The problem arises when these big trash companies have exclusive agreements with cities that they run operations. No one else is allowed to do curbside pickup even privately without infringing on these agreements.
There are plenty of opportunities for entrepreneurs even if they don’t want to go to war against the big trash companies.
Getting the Trash
Entrepreneurs may not be able to haul trash in the presence of big companies, but there are several monetization opportunities related to getting trash from households to their curbs.
On the service side, trash collection firms are on the rise. Several startups send crews into apartment complexes to pick trash at people’s doorsteps and bring it to the dumpster.
Property owners market it as a perk to residents, mark up the service and keep the difference. Meanwhile, crews are not competing with garbage companies since they bring trash to the existing garbage cans.
On the more technical side, one can make interesting developments in the smart home segment with self-hauling garbage cans and others, representing additional opportunities.
Dealing with the Bad Smell
We would all agree that the smell of unwashed garbage bins is a problem. Especially in India, where the combination of heat and garbage makes it impossible to sit outside and enjoy their years, especially during the hot summer months.
It is where garbage bin cleaning companies can rise and offer one-off cleaning, subscriptions, and other services such as power washing.
Entrepreneurs can offer different solutions to business owners in the space, such as truck-mounted bin-cleaning rigs, stationary bin cleaners, financing, route-mapping software, and marketing.
Compared to the average Indian, an average American produces about eight times more municipal solid waste. The average European produces far more e-wastes than average India.

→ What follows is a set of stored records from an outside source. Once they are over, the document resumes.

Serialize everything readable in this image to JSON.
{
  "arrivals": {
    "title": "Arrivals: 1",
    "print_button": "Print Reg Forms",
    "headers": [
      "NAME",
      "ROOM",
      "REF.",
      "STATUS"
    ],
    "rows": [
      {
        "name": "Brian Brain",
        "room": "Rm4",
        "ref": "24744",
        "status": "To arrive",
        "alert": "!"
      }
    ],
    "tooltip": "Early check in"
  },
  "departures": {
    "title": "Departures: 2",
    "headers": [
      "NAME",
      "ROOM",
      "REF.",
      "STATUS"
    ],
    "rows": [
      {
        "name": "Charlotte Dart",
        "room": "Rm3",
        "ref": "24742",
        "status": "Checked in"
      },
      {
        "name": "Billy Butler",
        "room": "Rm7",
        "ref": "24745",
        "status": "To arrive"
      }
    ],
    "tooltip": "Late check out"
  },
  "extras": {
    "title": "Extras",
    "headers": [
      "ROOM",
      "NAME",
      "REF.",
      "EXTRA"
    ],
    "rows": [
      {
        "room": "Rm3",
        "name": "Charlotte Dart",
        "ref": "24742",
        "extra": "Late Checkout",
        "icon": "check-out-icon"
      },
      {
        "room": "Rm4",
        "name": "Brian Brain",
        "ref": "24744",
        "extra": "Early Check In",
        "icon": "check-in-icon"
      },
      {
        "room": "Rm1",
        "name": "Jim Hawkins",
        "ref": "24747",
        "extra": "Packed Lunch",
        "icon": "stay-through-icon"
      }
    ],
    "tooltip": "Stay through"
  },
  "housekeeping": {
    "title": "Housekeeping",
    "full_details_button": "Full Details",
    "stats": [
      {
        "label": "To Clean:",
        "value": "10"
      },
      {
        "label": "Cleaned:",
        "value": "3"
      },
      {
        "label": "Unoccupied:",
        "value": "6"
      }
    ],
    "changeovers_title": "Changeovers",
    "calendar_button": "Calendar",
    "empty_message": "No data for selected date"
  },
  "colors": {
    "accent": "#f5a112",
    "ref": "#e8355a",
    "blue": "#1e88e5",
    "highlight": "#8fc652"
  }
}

Most Indians also use fewer disposable materials compared to major western companies.
Still, the waste looks shiny, while most Indian streets look dirty.
That’s why India needs more startups and policies to make Indian streets to be clean. They would reduce the Indian centralized waste management system’s burden and ensure maximum resource extraction from waste along with safe disposal of residual waste via waste to energy projects for poorly managed engineered landfills. It is also important for India to build dedicated waste management colleges and universities to cater to the rising demand for skilled professionals like qualified environmentalists and engineers to realize the clean India goals.
India would need to spend a lot of money to build an effective waste management infrastructure, but clean India would effectively attract more tourism. It would also save more in its public health care and avoid those city floods in the monsoon because of the drains choked by plastic.
Moreover, it would create new jobs, and people will start looking at waste as an opportunity to create wealth.